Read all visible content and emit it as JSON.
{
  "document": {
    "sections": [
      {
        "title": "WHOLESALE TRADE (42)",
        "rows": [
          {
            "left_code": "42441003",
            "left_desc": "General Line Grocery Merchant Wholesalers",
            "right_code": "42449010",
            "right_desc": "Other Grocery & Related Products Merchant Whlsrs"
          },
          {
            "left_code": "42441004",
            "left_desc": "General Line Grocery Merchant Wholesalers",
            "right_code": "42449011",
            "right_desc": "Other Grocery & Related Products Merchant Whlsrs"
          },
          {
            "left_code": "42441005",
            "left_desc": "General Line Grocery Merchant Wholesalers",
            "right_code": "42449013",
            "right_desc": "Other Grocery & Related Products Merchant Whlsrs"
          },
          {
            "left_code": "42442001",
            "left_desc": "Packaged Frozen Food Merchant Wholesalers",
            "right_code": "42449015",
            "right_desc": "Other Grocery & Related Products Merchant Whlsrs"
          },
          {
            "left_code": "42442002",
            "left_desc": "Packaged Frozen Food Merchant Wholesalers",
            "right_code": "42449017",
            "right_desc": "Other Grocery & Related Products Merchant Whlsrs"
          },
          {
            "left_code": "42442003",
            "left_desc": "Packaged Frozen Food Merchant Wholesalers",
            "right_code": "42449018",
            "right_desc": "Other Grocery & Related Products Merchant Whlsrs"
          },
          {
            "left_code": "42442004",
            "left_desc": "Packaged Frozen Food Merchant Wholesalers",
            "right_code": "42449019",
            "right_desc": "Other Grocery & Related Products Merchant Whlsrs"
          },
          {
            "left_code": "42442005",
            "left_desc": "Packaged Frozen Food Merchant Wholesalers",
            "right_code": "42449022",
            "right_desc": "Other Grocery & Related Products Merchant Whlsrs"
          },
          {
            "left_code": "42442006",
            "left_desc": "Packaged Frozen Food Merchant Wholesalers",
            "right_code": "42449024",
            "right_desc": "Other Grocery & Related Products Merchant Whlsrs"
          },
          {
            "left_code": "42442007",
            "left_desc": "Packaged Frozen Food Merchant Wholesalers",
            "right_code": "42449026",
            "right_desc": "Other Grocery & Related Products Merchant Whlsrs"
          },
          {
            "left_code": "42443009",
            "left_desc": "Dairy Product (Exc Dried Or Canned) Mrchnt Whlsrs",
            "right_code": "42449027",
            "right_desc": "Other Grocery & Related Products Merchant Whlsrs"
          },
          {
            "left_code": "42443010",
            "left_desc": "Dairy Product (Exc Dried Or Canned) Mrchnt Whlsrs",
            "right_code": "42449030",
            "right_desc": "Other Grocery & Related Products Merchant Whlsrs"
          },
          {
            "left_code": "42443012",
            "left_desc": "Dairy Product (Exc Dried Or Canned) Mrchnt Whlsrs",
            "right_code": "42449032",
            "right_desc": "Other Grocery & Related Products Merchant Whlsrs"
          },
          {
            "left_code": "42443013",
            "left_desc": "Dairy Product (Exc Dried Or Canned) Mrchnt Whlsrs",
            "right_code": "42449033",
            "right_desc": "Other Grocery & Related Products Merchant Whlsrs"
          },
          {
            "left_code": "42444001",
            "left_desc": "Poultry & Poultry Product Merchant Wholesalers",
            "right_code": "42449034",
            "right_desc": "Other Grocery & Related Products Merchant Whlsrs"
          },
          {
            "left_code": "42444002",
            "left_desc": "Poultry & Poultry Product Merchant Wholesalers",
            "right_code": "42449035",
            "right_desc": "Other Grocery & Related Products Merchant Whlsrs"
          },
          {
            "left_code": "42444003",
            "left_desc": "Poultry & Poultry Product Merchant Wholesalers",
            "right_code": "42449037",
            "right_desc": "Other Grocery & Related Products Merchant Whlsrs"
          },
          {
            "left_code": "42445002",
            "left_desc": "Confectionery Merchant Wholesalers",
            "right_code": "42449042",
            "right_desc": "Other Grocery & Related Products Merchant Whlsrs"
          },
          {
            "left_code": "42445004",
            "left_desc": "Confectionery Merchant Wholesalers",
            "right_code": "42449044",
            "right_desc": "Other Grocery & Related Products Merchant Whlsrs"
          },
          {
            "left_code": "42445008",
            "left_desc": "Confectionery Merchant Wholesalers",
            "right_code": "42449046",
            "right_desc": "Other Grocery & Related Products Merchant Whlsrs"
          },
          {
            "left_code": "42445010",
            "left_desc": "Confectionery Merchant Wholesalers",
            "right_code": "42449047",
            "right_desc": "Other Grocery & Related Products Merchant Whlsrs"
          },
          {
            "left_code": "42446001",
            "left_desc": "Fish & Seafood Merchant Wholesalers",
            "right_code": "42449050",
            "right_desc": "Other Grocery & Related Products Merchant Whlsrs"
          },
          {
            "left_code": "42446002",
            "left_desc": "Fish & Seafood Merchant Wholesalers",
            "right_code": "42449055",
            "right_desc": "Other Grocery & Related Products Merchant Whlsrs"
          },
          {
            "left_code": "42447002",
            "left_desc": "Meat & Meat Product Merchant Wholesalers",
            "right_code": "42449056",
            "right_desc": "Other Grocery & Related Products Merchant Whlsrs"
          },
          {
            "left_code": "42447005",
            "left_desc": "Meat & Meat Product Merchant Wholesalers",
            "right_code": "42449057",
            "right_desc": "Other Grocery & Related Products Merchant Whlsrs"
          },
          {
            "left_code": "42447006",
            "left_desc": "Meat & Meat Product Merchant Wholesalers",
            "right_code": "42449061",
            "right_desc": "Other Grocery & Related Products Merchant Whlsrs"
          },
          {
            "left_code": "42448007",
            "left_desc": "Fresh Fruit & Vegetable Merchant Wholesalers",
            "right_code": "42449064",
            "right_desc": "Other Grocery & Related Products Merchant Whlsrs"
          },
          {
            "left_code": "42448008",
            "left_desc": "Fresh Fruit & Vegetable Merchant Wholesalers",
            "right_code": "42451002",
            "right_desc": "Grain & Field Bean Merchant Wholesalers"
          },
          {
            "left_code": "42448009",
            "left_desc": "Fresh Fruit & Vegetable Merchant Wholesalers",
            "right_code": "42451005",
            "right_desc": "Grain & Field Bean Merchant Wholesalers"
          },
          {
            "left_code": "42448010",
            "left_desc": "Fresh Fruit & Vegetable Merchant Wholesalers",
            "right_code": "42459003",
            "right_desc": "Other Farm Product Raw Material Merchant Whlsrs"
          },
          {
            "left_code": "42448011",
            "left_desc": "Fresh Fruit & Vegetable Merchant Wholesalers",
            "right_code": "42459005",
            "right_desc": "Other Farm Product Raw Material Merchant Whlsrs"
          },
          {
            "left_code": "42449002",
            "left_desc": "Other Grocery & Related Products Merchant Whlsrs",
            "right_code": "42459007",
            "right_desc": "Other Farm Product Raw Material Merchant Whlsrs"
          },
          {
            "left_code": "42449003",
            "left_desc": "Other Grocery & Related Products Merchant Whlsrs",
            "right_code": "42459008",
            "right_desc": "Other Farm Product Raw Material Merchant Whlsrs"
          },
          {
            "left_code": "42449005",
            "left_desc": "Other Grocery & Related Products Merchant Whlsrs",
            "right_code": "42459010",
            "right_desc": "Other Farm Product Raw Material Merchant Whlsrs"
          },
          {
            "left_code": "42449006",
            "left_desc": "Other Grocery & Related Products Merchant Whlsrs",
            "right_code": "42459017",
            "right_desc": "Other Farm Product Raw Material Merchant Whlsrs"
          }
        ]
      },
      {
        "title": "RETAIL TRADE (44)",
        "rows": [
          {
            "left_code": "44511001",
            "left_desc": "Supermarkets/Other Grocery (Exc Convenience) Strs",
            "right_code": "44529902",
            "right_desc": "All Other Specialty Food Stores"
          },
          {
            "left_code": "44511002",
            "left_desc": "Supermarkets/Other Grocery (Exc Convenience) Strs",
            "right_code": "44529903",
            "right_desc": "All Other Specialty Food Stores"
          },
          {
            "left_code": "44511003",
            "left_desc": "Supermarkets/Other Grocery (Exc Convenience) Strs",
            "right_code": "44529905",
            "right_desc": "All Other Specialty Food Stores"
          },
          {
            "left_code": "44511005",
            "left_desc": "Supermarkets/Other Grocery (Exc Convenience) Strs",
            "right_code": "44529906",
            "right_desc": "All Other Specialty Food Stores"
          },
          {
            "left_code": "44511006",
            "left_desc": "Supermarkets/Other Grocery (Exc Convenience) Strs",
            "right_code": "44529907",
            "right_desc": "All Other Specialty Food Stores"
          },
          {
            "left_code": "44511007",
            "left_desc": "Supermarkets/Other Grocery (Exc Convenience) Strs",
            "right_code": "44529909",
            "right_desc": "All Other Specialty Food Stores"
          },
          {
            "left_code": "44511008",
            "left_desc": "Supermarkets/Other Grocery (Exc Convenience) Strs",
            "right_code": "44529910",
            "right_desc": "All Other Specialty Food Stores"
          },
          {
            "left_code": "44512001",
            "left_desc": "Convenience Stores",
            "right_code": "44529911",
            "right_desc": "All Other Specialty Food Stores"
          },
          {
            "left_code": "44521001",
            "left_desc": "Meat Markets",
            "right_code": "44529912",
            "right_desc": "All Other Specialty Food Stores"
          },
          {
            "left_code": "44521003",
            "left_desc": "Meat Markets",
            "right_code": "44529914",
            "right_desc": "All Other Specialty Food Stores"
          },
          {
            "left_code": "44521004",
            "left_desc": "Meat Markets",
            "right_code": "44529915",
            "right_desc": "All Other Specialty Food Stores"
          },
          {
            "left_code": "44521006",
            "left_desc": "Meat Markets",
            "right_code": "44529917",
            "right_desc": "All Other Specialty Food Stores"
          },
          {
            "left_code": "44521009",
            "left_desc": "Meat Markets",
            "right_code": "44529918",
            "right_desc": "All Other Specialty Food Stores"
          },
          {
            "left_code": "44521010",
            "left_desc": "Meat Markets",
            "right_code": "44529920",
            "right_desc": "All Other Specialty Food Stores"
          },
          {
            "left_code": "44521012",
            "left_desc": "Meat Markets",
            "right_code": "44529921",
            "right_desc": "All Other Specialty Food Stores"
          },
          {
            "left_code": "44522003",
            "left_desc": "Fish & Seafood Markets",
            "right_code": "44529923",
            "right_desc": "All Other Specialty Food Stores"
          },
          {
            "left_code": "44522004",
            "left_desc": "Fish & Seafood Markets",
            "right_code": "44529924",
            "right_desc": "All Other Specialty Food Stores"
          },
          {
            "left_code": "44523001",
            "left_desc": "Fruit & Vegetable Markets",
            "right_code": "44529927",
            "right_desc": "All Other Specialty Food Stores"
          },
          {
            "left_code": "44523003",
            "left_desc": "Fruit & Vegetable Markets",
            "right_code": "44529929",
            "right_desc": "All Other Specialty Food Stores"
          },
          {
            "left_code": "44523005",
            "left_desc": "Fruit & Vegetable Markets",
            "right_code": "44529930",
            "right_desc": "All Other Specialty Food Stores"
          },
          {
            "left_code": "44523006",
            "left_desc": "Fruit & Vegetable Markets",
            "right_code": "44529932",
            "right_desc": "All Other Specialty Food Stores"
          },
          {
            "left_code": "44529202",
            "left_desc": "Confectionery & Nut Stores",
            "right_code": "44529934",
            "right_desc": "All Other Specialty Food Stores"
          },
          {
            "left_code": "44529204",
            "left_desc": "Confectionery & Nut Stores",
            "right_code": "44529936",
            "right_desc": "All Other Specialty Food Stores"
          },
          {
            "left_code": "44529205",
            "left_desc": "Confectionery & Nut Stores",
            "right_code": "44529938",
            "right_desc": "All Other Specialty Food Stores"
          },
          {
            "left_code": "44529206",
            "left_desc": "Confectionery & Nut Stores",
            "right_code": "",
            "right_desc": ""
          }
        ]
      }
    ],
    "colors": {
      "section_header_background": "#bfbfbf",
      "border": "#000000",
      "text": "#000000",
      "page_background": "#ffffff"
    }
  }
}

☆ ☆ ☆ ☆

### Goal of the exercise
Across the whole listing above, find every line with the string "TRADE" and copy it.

### Completed task
        "title": "WHOLESALE TRADE (42)",
        "title": "RETAIL TRADE (44)",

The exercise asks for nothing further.